The Laotian economy is projected to expand at around 7% annually for the period 2017 to 2019, higher than other countries in the region, according to the latest edition of the World Bank’s Lao Economic Monitor.
The country’s growth has moderated from historical averages and is driven by a pipeline of power projects and recovery in the agriculture and manufacturing sectors, as well as new opportunities prompted by closer regional integration.
According to the report, inflation pressures remain low, while credit growth has stabilized over the past year. Expansion of the power sector is expected to increase power exports, while non-resource sectors such as tourism, trade, and financial services are expected to benefit from closer regional integration and improved connectivity.
“Lao PDR has maintained strong economic growth, which is a significant achievement,” said Sally Burningham, World Bank country manager for Laos. “Reforms to improve tax administration and the efficiency of public spending can strengthen and sustain this growth—and that would translate into better health-care, education, quality of life, and opportunities for families and communities across the country.”
Cambodia’s resilient economy
Similarly, driven mainly by resilient construction and garment sectors, Cambodia’s economic growth remains strong, projected to reach 6.9% in 2017 and 2018, according to the World Bank’s latest Cambodia Economic Update report.
While the outlook remains favorable, there are some signs of moderation, in particular in the construction sector, said the report.
Garment exports are facing strong completion. Due to U.S. dollar appreciation, rising labor costs, and competition from other regional low-wage countries, growth in garment exports decelerated, expanding at 8.4% year-on-year in 2016, compared with 12.3% in 2015.
However, the moderation is expected to be offset by a recovery in the tourism sector due in part to newly established regional direct flights and a numbers of initiatives to boost arrivals, and a gradual expansion of the agriculture sector.

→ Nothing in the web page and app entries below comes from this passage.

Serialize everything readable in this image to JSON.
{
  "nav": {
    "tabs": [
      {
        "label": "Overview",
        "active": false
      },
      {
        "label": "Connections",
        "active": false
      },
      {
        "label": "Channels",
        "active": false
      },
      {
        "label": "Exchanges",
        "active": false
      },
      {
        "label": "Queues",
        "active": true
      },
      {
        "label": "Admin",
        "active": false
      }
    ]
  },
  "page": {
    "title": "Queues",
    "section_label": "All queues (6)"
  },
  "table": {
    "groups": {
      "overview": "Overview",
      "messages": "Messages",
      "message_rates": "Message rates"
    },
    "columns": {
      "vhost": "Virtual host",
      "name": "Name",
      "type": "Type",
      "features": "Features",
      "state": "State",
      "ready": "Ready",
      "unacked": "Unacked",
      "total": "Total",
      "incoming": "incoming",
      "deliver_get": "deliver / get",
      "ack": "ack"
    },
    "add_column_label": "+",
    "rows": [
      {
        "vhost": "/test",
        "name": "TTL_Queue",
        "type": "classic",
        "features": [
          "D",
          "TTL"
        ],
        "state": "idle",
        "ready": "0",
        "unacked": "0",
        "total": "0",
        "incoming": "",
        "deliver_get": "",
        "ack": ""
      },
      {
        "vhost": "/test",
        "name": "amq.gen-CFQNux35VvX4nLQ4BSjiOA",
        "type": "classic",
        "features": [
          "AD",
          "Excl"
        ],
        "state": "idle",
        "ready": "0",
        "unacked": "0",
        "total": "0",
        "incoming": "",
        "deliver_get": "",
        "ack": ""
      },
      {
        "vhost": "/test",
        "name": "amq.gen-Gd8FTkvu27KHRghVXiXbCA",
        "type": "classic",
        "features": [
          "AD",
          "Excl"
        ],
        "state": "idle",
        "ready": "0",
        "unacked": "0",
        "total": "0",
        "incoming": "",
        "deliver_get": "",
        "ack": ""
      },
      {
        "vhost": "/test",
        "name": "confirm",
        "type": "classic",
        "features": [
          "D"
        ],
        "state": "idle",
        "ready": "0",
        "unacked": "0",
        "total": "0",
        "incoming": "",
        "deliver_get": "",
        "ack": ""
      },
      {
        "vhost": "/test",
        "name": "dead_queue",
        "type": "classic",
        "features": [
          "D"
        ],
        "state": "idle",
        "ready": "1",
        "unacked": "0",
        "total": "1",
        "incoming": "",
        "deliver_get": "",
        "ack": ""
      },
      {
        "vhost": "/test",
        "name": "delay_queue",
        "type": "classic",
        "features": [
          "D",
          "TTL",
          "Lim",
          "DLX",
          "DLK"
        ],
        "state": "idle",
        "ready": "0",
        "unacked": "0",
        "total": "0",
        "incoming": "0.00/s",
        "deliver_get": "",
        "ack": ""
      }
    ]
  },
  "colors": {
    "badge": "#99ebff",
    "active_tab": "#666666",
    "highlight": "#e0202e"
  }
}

“It is encouraging to see that Cambodia’s economic growth will continue to be strong in the next few years, and that poverty rates will continue to decline,” said Inguna Dobraja, World Bank country manager for Cambodia.

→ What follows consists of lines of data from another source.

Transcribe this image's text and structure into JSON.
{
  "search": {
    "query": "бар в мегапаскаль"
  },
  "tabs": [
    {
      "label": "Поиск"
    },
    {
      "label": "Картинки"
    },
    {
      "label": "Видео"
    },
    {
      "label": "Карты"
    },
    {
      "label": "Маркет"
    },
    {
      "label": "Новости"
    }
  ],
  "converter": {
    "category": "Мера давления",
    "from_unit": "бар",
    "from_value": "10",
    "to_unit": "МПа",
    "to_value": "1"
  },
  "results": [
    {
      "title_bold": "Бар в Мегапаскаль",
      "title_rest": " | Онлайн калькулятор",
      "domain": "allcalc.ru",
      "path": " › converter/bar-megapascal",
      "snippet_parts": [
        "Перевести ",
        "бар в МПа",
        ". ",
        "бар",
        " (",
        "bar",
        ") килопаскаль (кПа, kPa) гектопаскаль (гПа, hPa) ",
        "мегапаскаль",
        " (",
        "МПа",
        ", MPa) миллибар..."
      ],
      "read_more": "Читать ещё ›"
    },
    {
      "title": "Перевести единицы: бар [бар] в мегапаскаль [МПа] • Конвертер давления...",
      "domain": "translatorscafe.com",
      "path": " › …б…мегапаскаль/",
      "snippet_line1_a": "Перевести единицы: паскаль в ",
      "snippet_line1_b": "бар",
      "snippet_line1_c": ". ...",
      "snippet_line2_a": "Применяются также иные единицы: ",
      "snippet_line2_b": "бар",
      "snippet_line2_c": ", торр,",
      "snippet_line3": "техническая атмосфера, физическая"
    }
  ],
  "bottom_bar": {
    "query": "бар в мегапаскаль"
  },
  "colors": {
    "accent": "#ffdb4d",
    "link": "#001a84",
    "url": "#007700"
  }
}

“Going forward, it is important to ensure that the country invests in pro-growth public infrastructure underpinning its high growth trajectory, while also focusing on building skills for future growth areas and strengthening public sector delivery.”
Photo: Ekrem Canli